- Mutual: Ask for feedback for yourself, be an example of action
- Balanced toward the positive: Give more positive than negative
Preparation is key
- Practice self-awareness: understand the assumptions you have of yourself, the other and the situation
- Know your alternatives, and their alternatives
If conflict is related to an event, ask yourself what the facts are. Try to separate these from your interpretation of these facts. Be open to a different meaning.
In the conversation:
- Seek to understand by listening and asking questions.
- Be open to their perspective
- Focus on the problem (behaviour, incident), not the person (blame).
- Suggest a break if necessary
Positions and Interests - The Iceberg
Practicing self-awareness - developing emotional intelligence, identifying and acknowledging emotions. Pay attention to what you feel and how those feelings contribute, distract, enhance, or challenge you.
7 Keys to Having a Courageous Conversation with Anyone - The following 7 keys will help you to be courageous and have conversations in which you are able to express your deepest feelings.
How to impede conversations - Daniel Goleman on how to avoid communication breakdown
Asking the right questions - you can drive a positive conversation by knowing how and when to ask the right questions.
Processes and Meetings
- Regular line management & one to ones. Don’t let these slip and ensure these link to appraisal process within your organisation
- Agree at start of relationship who is taking down actions, you or staff member.
- Solution focused; 'what support do you need?', 'What are the barriers?'. Agree next steps and review them next meeting
- Ensure you’re developing clear objectives, thinking about the WHAT and use values or competences to address the HOW.
- Remember, you are in charge. Keep to time, and don’t be afraid to enforce timekeeping if the conversation is going off track.
- Check ins at the start help check temperature and leave other issues behind
- When there is challenge invite others for their opinion
- Understanding your team dynamics (maybe using tools such as Myers Briggs) and where they are at in formation (forming, storming, norming, performing) and implications on meetings
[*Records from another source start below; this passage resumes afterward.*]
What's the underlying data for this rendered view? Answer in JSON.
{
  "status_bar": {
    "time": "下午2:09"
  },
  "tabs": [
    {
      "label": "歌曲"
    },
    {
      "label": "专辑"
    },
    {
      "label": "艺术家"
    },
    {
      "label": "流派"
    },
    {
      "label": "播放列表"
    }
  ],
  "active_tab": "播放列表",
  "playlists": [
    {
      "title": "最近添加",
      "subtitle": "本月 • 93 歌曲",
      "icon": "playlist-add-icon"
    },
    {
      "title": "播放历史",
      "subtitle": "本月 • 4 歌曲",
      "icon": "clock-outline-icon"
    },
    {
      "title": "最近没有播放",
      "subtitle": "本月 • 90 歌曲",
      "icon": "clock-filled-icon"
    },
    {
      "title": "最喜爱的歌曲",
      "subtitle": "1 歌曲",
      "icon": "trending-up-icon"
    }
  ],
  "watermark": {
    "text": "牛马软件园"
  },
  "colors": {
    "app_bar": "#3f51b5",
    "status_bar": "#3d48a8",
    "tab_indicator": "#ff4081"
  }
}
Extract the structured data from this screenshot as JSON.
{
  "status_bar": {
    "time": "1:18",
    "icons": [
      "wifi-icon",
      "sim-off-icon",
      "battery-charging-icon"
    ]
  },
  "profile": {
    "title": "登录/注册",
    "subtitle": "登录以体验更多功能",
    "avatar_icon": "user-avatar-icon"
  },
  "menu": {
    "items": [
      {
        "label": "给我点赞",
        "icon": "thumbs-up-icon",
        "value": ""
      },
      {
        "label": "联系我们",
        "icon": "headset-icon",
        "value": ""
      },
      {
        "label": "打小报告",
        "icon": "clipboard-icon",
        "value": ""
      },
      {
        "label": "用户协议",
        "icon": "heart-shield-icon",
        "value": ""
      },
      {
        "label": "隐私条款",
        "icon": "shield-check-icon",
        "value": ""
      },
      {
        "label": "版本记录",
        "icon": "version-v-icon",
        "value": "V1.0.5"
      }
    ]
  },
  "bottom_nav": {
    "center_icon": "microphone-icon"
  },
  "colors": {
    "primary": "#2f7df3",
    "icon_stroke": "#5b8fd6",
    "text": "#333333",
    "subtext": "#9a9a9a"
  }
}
Self-care is about looking after your own mental health and physical wellbeing. Our personal resources are far from infinite and can easily become exhausted especially as a new manager. If we fail to exercise self-care at work, it not only affects job performance and morale, but it also puts your health at risk.
Find someone who you trust that you can talk to, don’t be afraid to ask for help.
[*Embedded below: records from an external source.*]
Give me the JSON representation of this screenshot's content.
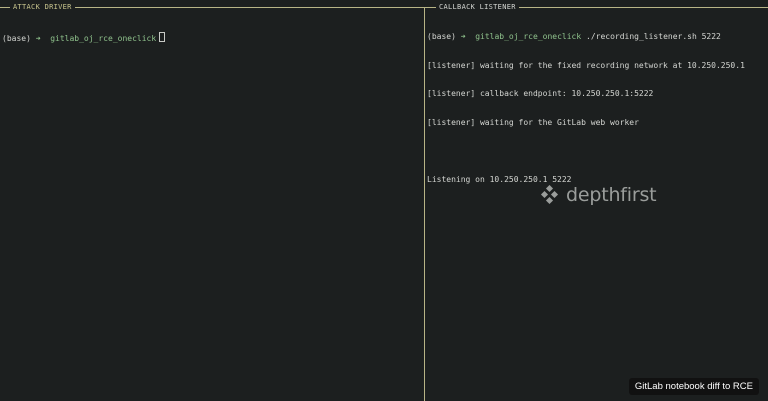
{
  "theme": {
    "background": "#1c1f1f",
    "text": "#d4d6d2",
    "accent_green": "#8fc28c",
    "border": "#b7b486",
    "caption_bg": "#111111"
  },
  "panes": {
    "left": {
      "title": "ATTACK DRIVER",
      "prompt": {
        "env": "(base)",
        "arrow": "➜",
        "dir": "gitlab_oj_rce_oneclick"
      }
    },
    "right": {
      "title": "CALLBACK LISTENER",
      "prompt": {
        "env": "(base)",
        "arrow": "➜",
        "dir": "gitlab_oj_rce_oneclick",
        "command": "./recording_listener.sh 5222"
      },
      "output": [
        "[listener] waiting for the fixed recording network at 10.250.250.1",
        "[listener] callback endpoint: 10.250.250.1:5222",
        "[listener] waiting for the GitLab web worker",
        "",
        "Listening on 10.250.250.1 5222"
      ]
    }
  },
  "watermark": {
    "text": "depthfirst",
    "icon": "depthfirst-logo-icon"
  },
  "caption": {
    "text": "GitLab notebook diff to RCE"
  }
}
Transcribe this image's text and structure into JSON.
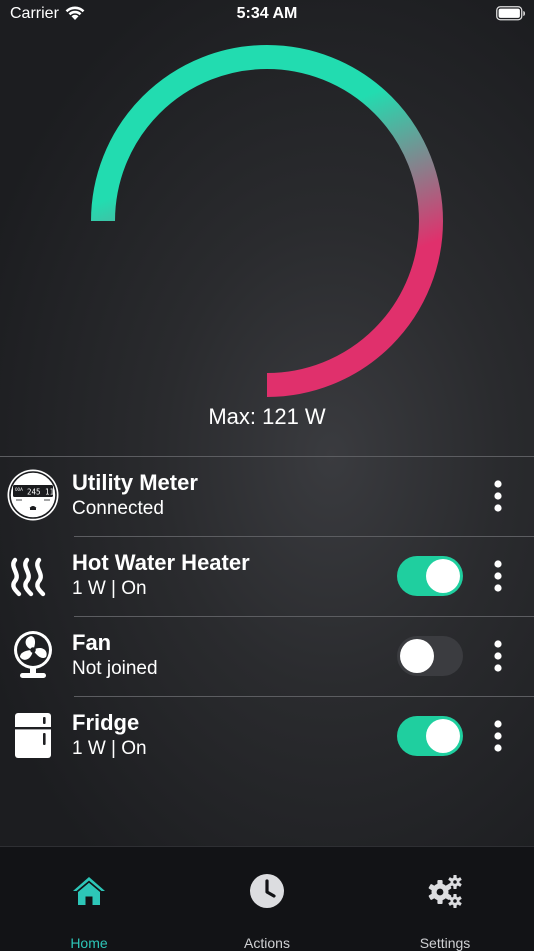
{
  "status_bar": {
    "carrier": "Carrier",
    "time": "5:34 AM"
  },
  "gauge": {
    "max_label": "Max: 121 W",
    "start_color": "#22dcb0",
    "end_color": "#e0306c"
  },
  "devices": [
    {
      "name": "Utility Meter",
      "status": "Connected",
      "icon": "utility-meter-icon",
      "has_toggle": false
    },
    {
      "name": "Hot Water Heater",
      "status": "1 W | On",
      "icon": "heat-waves-icon",
      "has_toggle": true,
      "toggle_on": true
    },
    {
      "name": "Fan",
      "status": "Not joined",
      "icon": "fan-icon",
      "has_toggle": true,
      "toggle_on": false
    },
    {
      "name": "Fridge",
      "status": "1 W | On",
      "icon": "fridge-icon",
      "has_toggle": true,
      "toggle_on": true
    }
  ],
  "meter_display": {
    "reading": "245 11",
    "small_text": "00A"
  },
  "tabs": [
    {
      "label": "Home",
      "icon": "home-icon",
      "active": true
    },
    {
      "label": "Actions",
      "icon": "clock-icon",
      "active": false
    },
    {
      "label": "Settings",
      "icon": "gears-icon",
      "active": false
    }
  ],
  "colors": {
    "accent": "#1fcf9f",
    "active_tab": "#2dc6b8",
    "gauge_pink": "#e0306c"
  }
}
Remember to find space for yourself, and consider carving out and scheduling in you-time to recharge - whether through meditation, exercise or binging on your favourite TV show.
Book: Getting to Yes - Roger Fisher and William Ury
Book: 7 habits of highly effective people - Stephen Covey
Video: What I learnt from 100 days of rejection
Article: How to handle difficult conversations at work
Article: Choose the right words in an argument
Resource: Reflection tools
Resource: Resilience tool
Resource: Business Balls - a set of articles on different topics, including feedback, communication and coaching.
Open University - free courses on management
Article: Five strategies for new managers
Why create this resource?
As part of the Clore6: Youth Emerging Leaders Programme, a group of Fellows identified the following research question:
In a values driven sector, how might we support individuals to better use and respond to performance management approaches?
As part of their discussions they identified that in the charity sector it is common for people to step up into management, with either no or little management training, in values-driven environments. To find reliable resources as a new manager can be difficult in a world of information overload.
They created a quick, practical resource that would appeal to different learning styles, that would give new managers relevant information at their finger tips.
We hope you find this resource helpful, if you have any questions please do not hesitate to get in touch with Clore Social Leadership.
Sally Marsh, ThinkForward
Stephanie Papapavlou, Leap Confronting Conflict
Fiona Ellison, Step Up to Serve
Sue Burchill, Brook
Kamaljit Thandi, NSPCC